The Alcohol Care Team (ACT) based at King’s College Hospital NHS Foundation Trust and jointly led by staff from South London and Maudsley NHS Foundation Trust, has reduced alcohol-related admissions and the average length of stay for patients with alcohol problems since it launched in November last year.

The multidisciplinary team delivers holistic care to people with alcohol problems, a diverse and often marginalised patient group with complex physical and mental health needs.

A national priority

ACT care teamNew figures published as part of NHS Digital’s Statistics on Alcohol report showed there were 338,000 admissions to hospital in 2017/18 where the main cause was due to drinking alcohol - a 15% increase over ten years. As identified in the recently published NHS Long Term Plan, alcohol-related hospital admissions is a growing burden on the NHS and the formation of ACTs should be a national priority.

[Image: Alcohol Care Team, from left to right Geraldine O’Brien, Nicola Kalk, Thomas Jones, Pitchy-Ann Vicente, Rosemary Griffith, Finola Curtin, John Johnson, Naina Shah, Joshua Stapleton, Rina Patel]

Early interventions, suitable care

In 2016/17 King’s College Hospital NHS Foundation Trust saw 55,000 alcohol-related hospital admissions. To meet this challenge, the new team increased their presence in the emergency department (ED) and implemented an alcohol screening and brief intervention teaching programme for frontline staff.
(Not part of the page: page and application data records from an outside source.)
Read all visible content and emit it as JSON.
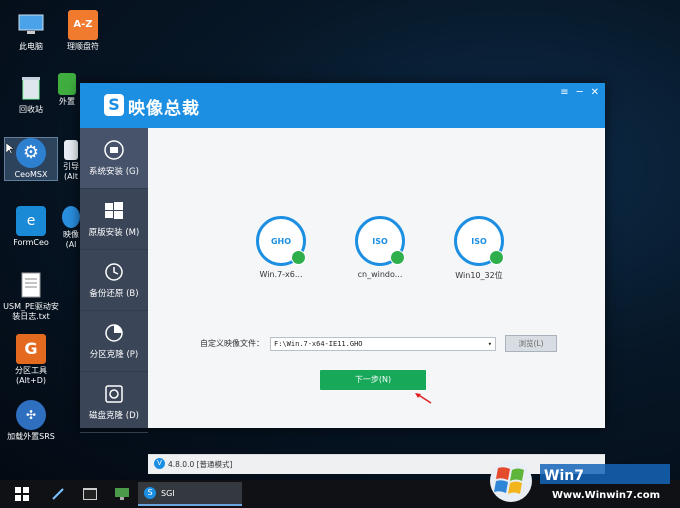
{
  "desktop": {
    "icons": [
      {
        "label": "此电脑",
        "icon": "computer-icon"
      },
      {
        "label": "理顺盘符",
        "icon": "az-icon"
      },
      {
        "label": "回收站",
        "icon": "recycle-bin-icon"
      },
      {
        "label": "外置",
        "icon": "green-app-icon"
      },
      {
        "label": "CeoMSX",
        "icon": "gear-icon"
      },
      {
        "label": "引导",
        "icon": "doc-icon"
      },
      {
        "label": "(Alt",
        "icon": ""
      },
      {
        "label": "FormCeo",
        "icon": "formceo-icon"
      },
      {
        "label": "映像",
        "icon": "image-icon"
      },
      {
        "label": "(Al",
        "icon": ""
      },
      {
        "label": "USM_PE驱动安装日志.txt",
        "icon": "text-file-icon"
      },
      {
        "label": "分区工具(Alt+D)",
        "icon": "partition-tool-icon"
      },
      {
        "label": "加载外置SRS",
        "icon": "srs-icon"
      }
    ]
  },
  "window": {
    "title": "映像总裁",
    "logo_letter": "S",
    "controls": {
      "menu": "≡",
      "minimize": "─",
      "close": "✕"
    },
    "sidebar": [
      {
        "label": "系统安装 (G)",
        "icon": "system-install-icon"
      },
      {
        "label": "原版安装 (M)",
        "icon": "windows-logo-icon"
      },
      {
        "label": "备份还原 (B)",
        "icon": "clock-restore-icon"
      },
      {
        "label": "分区克隆 (P)",
        "icon": "pie-partition-icon"
      },
      {
        "label": "磁盘克隆 (D)",
        "icon": "disk-clone-icon"
      }
    ],
    "images": [
      {
        "badge": "GHO",
        "label": "Win.7-x6..."
      },
      {
        "badge": "ISO",
        "label": "cn_windo..."
      },
      {
        "badge": "ISO",
        "label": "Win10_32位"
      }
    ],
    "custom_label": "自定义映像文件：",
    "custom_value": "F:\\Win.7-x64-IE11.GHO",
    "browse_label": "浏览(L)",
    "next_label": "下一步(N)",
    "version": "4.8.0.0 [普通模式]"
  },
  "taskbar": {
    "active_item": "SGI"
  },
  "brand": {
    "site": "Www.Winwin7.com"
  },
  "colors": {
    "accent": "#1d8fe3",
    "sidebar": "#3a4557",
    "next_button": "#17a85a"
  }
}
This has allowed staff to intervene earlier so that patients are not admitted to hospital inappropriately when suitable community treatment options are available.

Between November-January the ACT diverted 65% of all alcohol-related ED referrals to community services, representing a potential saving of 598.5 bed days (based on NHS Digital Hospital Admitted Patient Care Activity 2016/17 data where average length of stay is 6.3 days). The team has also seen a decrease in the average length of stay for alcohol-attributable hospital presentations from 4.9 days to 4.2 - 33% lower than the national average.

For those patients who are admitted to hospital, often for another acute medical need, the team ensures their withdrawal symptoms are appropriately managed, reviewing them daily and providing psychosocial interventions. Strong links with community drug and alcohol services and outpatient detox care have been established to improve continuity of care for patients being discharged from hospital.

Thomas Jones, ACT Service Lead, said:

These initial results are very promising and indicate that the ACT is vital for reducing the burden alcohol-related presentations have on the NHS and of course improving patient outcomes.
It’s also been great to see such overwhelmingly positive feedback from patients and colleagues praising ACT staff for being caring, efficient and respectful individuals who are helping to improve quality of care.

Staff on the Denmark Hill site can refer patients to ACT via the electronic patient register (EPR) system and can obtain current contact details on the KWIKI internal web-based information resource.

The King’s Health Partners Addictions Clinical Academic Group are one of the largest providers of NHS addictions services in the UK.